Superfund Research Program
Nanomaterial Design for Environmental Health and Safety
Project Leader: Robert H. Hurt
Grant Number: P42ES013660
Funding Period: 2009-2020
The Nanomaterial Design for Environmental Health and Safety Project, uses the modern toolkit of ultrasmall materials to develop technologies to reduce adverse human health effects of pollutants. During this period, the researchers continued to use new sheet-like or "2D" materials to create barrier layers for clothing or devices that protect indoor spaces or humans from toxicants. The researchers published a scientific article describing their recent work on the development of films that are both protective and "breathable", allowing the wearer to perspire and regulate body temperature. The barriers were tested and show promise against the important toxicant trichloroethyelene, and were found to have ultrahigh water breathability relative to competing technologies. The researchers also developed a method to make these films stretchable for improved robustness and wearability in fabrics and personal protective equipment.
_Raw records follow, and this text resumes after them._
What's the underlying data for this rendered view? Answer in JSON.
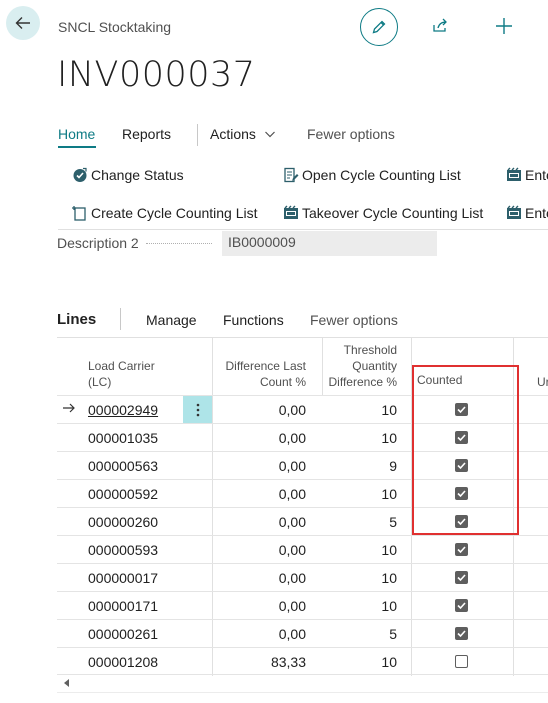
{
  "header": {
    "breadcrumb": "SNCL Stocktaking",
    "page_title": "INV000037"
  },
  "tabs": {
    "home": "Home",
    "reports": "Reports",
    "actions": "Actions",
    "fewer": "Fewer options"
  },
  "actions": [
    {
      "label": "Change Status",
      "icon": "status-check-icon"
    },
    {
      "label": "Open Cycle Counting List",
      "icon": "document-pen-icon"
    },
    {
      "label": "Ente",
      "icon": "film-icon"
    },
    {
      "label": "Create Cycle Counting List",
      "icon": "new-document-icon"
    },
    {
      "label": "Takeover Cycle Counting List",
      "icon": "film-icon"
    },
    {
      "label": "Ente",
      "icon": "film-icon"
    }
  ],
  "description2": {
    "label": "Description 2",
    "value": "IB0000009"
  },
  "lines": {
    "title": "Lines",
    "manage": "Manage",
    "functions": "Functions",
    "fewer": "Fewer options",
    "columns": {
      "load_carrier": [
        "Load Carrier",
        "(LC)"
      ],
      "difference": [
        "Difference Last",
        "Count %"
      ],
      "threshold": [
        "Threshold",
        "Quantity",
        "Difference %"
      ],
      "counted": "Counted",
      "next": "Ur"
    },
    "rows": [
      {
        "lc": "000002949",
        "diff": "0,00",
        "thr": "10",
        "counted": true
      },
      {
        "lc": "000001035",
        "diff": "0,00",
        "thr": "10",
        "counted": true
      },
      {
        "lc": "000000563",
        "diff": "0,00",
        "thr": "9",
        "counted": true
      },
      {
        "lc": "000000592",
        "diff": "0,00",
        "thr": "10",
        "counted": true
      },
      {
        "lc": "000000260",
        "diff": "0,00",
        "thr": "5",
        "counted": true
      },
      {
        "lc": "000000593",
        "diff": "0,00",
        "thr": "10",
        "counted": true
      },
      {
        "lc": "000000017",
        "diff": "0,00",
        "thr": "10",
        "counted": true
      },
      {
        "lc": "000000171",
        "diff": "0,00",
        "thr": "10",
        "counted": true
      },
      {
        "lc": "000000261",
        "diff": "0,00",
        "thr": "5",
        "counted": true
      },
      {
        "lc": "000001208",
        "diff": "83,33",
        "thr": "10",
        "counted": false
      }
    ]
  },
  "colors": {
    "accent": "#0e7b85",
    "highlight": "#e03030"
  }
}
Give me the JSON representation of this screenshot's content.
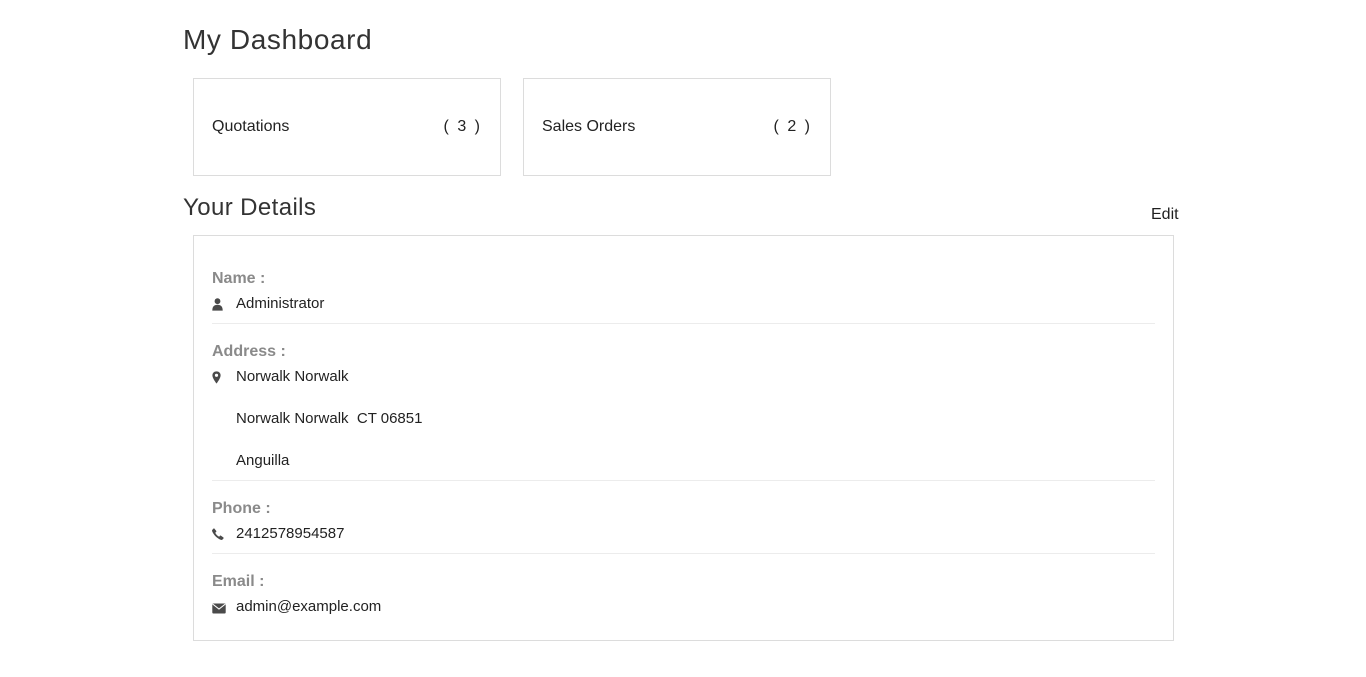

The researchers also worked to understand the health implications of 2D materials, and learn the rules of safe material design. The researchers studied the biodegradation of 2D sheet-like materials after inhalation into the human lung, which is a key material property determining its hazard or safety. The researchers found that both molybdenum disulfide nanosheets and molybdenum trioxide nanoribbons undergo degradation and dissolution under lung-relevant conditions and produce soluble products of low hazard. This finding helps inform the safe design, selection, manufacture, and incorporation of new sheet-like materials into devices and consumer products.